Right now we have a political consensus, but we have to keep the momentum going. For the first time ever, the Conservatives, Labour and Liberal Democrats all fought the election with manifesto promises to end rough sleeping in England. This followed a successful campaign by Crisis - in partnership with Shelter, St Mungo's, Centrepoint and Homeless Link - in which we called for just that.
Each party made clear commitments. Labour set out a plan to end rough sleeping within the next parliament, including 4,000 homes for rough sleepers, and pledged to tackle the root causes of homelessness, with safeguards to protect hostels and other supported housing from benefit cuts. The Liberal Democrats committed to ending rough sleeping through increased support for prevention and adequately funded emergency accommodation and supported housing. And the Conservatives pledged to halve rough sleeping over the course of the next parliament and to eliminate it altogether by 2027 through a new homelessness reduction taskforce.
While we are yet to hear what that taskforce will look like, it seems homelessness is starting to get the political focus it needs, and with a hung parliament, the cross-party consensus is more important than ever. The challenge now is to make sure these promises are kept.
Despite its silence on homelessness, the Queen's Speech included proposals to increase house building, which is good news so long as they're the right kind of houses at an affordable price for those on the lowest incomes. We also welcome the announcement of a Tenants Fees Bill, although this is a draft bill and unlikely to become law for quite some time. Before that happens, it will need to go through pre-legislative scrutiny, and won't be introduced as a proper bill until the next parliamentary session in two years' time.
Similarly, we are encouraged by some of the political appointments that followed the election. Sajid Javid MP will remain as Secretary of State for Communities and Local Government, while Marcus Jones will be staying as minister responsible for homelessness. Both MPs have engaged with us on homelessness, and have already shown their commitment by supporting the Homelessness Reduction Act earlier this year. We hope this ambition will continue into the new parliament.
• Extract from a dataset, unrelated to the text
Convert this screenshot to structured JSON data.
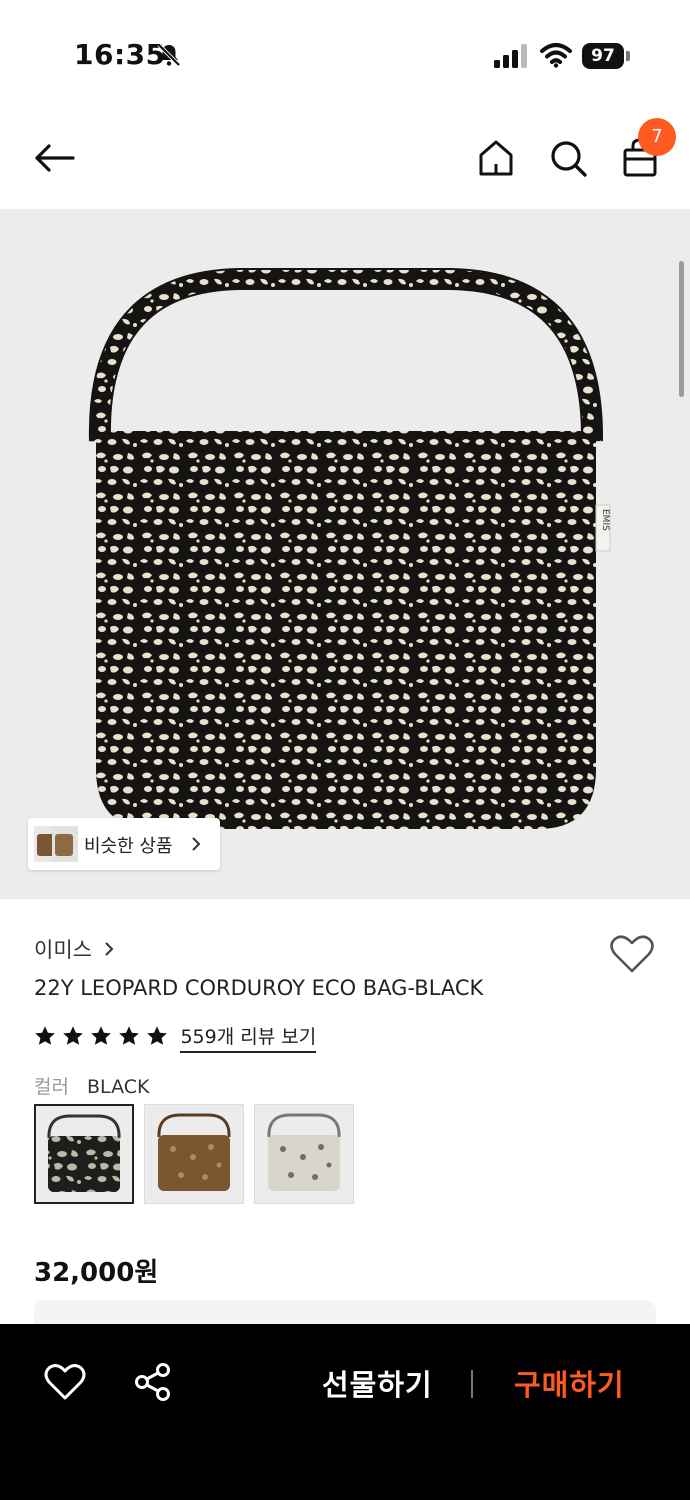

Whatever happens in the coming months and years, we stand ready to work with ministers and across all parties to help bring the scandal of rough sleeping to an end. Yet we wouldn't be where we are without the support of our campaigners, and we need them now more than ever to keep up the pressure on Government and opposition parties to fulfil their pledges, because ultimately, homeless people need action, not promises.